[Previous]  [Up]  [Next]

Implementation notes


Various aspects of the shared C library's behaviour on termination conflict with the requirements of standard C++: if a C++ program terminates abnormally (i.e. via abort()) static destructors should not be called; assuming normal termination, calls to atexit() functions should be interleaved with calls to static destructors (ie. an atexit() function registered after a given static contructor has been called should be called before the corresponding static destructor is called). These requirements make it necessary to replace the shared C library's abort() and atexit() functions - in the first case to allow abnormal termination to be flagged to the C++ runtime system, in the second to allow individual static destructors to be registered as atexit() functions (which could easily outrun the SCL limit of 32 registered functions). Link editing has been used to create a new SCL stubs with the SCL implementations of these functions renamed.

Hooks for the initialization and finalization of higher layers libraries is provided. These hooks are implemented using weak links, which, if present in a fully linked binary, will be called before the dynamic initialization phase of startup (i.e. before static constuctors) and on termination (i.e. after static destructors). This has been provided to allow e.g., the the shared C library's allocator to be replaced by an application library (to allow heap allocation from a dynamic area rather than application space). If provided, library hooks must conform to the following declarations:

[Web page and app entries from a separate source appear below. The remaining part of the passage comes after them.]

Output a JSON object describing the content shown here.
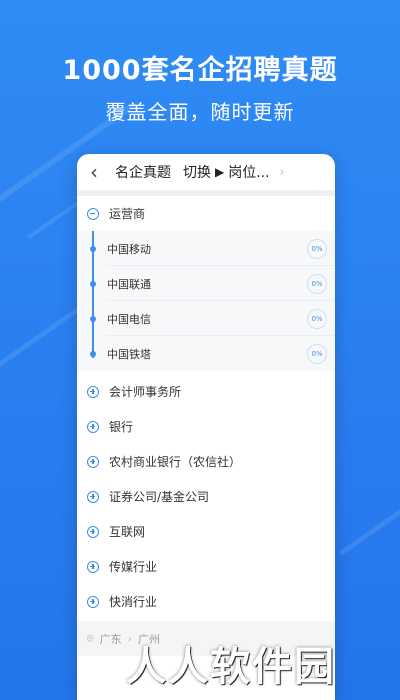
{
  "promo": {
    "title": "1000套名企招聘真题",
    "subtitle": "覆盖全面，随时更新"
  },
  "topbar": {
    "back_icon": "chevron-left-icon",
    "title": "名企真题",
    "switch_label": "切换",
    "switch_icon": "play-triangle-icon",
    "position_label": "岗位..."
  },
  "categories": [
    {
      "label": "运营商",
      "expanded": true
    },
    {
      "label": "会计师事务所",
      "expanded": false
    },
    {
      "label": "银行",
      "expanded": false
    },
    {
      "label": "农村商业银行（农信社）",
      "expanded": false
    },
    {
      "label": "证券公司/基金公司",
      "expanded": false
    },
    {
      "label": "互联网",
      "expanded": false
    },
    {
      "label": "传媒行业",
      "expanded": false
    },
    {
      "label": "快消行业",
      "expanded": false
    }
  ],
  "subitems": [
    {
      "label": "中国移动",
      "progress": "0%"
    },
    {
      "label": "中国联通",
      "progress": "0%"
    },
    {
      "label": "中国电信",
      "progress": "0%"
    },
    {
      "label": "中国铁塔",
      "progress": "0%"
    }
  ],
  "location": {
    "province": "广东",
    "city": "广州"
  },
  "watermark": "人人软件园",
  "colors": {
    "background": "#2a7ef0",
    "accent": "#3d8ef0"
  }
}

    extern "C" void rts_lib_init();
    // called before static constructors
    extern "C" void rts_lib_final(bool in_exit_handler,
                                  bool abnormal_termination);
    // called after static destructors.
    // in_exit_handler == false      => called as an atexit
    //                                  function.
    //                 == true       => called from application
    //                                  exit handler, so caution
    //                                  required.
    // abnormal_termination == false => application did not exit
    //                                  via abort().
    //                      == true  => application did exit via
    //                                  abort().
    // function will be called twice on termination: first with
    // in_exit_handler false, second with in_exit_handler true

Hooks are also provided for the intialization of the standard streams. These are again implemented via weak links, to avoid building in a dependency on the streams components if they aren't used. This method of initializing the standard streams has the consequence that stream Init objects are unnecessary which has advantages both practical (reduced code size) and theoretical (Init objects can cause virtual memory thrashing on startup and termination).

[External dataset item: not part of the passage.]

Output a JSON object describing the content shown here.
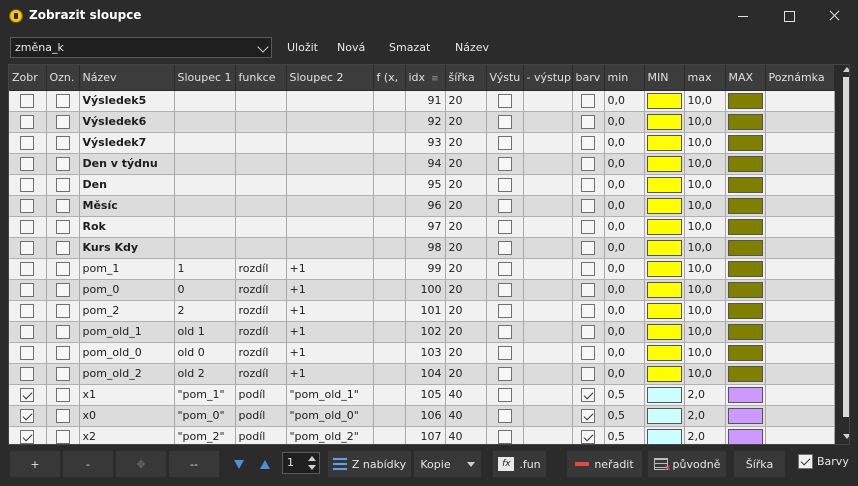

Registration functions are provided to allow the allocators used by operator new(), for stack chunks be configured at run-time. Typically these calls would be made by a higher library layer from it's implementation of rts_lib_init(). The default allocators used are the shared C library's malloc() and free(). The registration interface is of the form:

    typedef void* (*rts_alloc_fn_t)(size_t);
    typedef void  (*rts_free_fn_t)(void*);
    void rts_set_alloc(rts_alloc_fn_t, rts_free_fn_t);
    void rts_set_stack_alloc(rts_alloc_fn_t, rts_free_fn_t);
The standard C library functions calloc() and realloc() do not have C++ library equivalents. If the default allocators are used then the shared C library versions of these functions are used, otherwise calloc() uses the specified allocator and realloc() always returns NULL.

See the header file rts.h for protoypes, and the file test.c++.tstterm for examples.

 [Previous]  [Up]  [Next]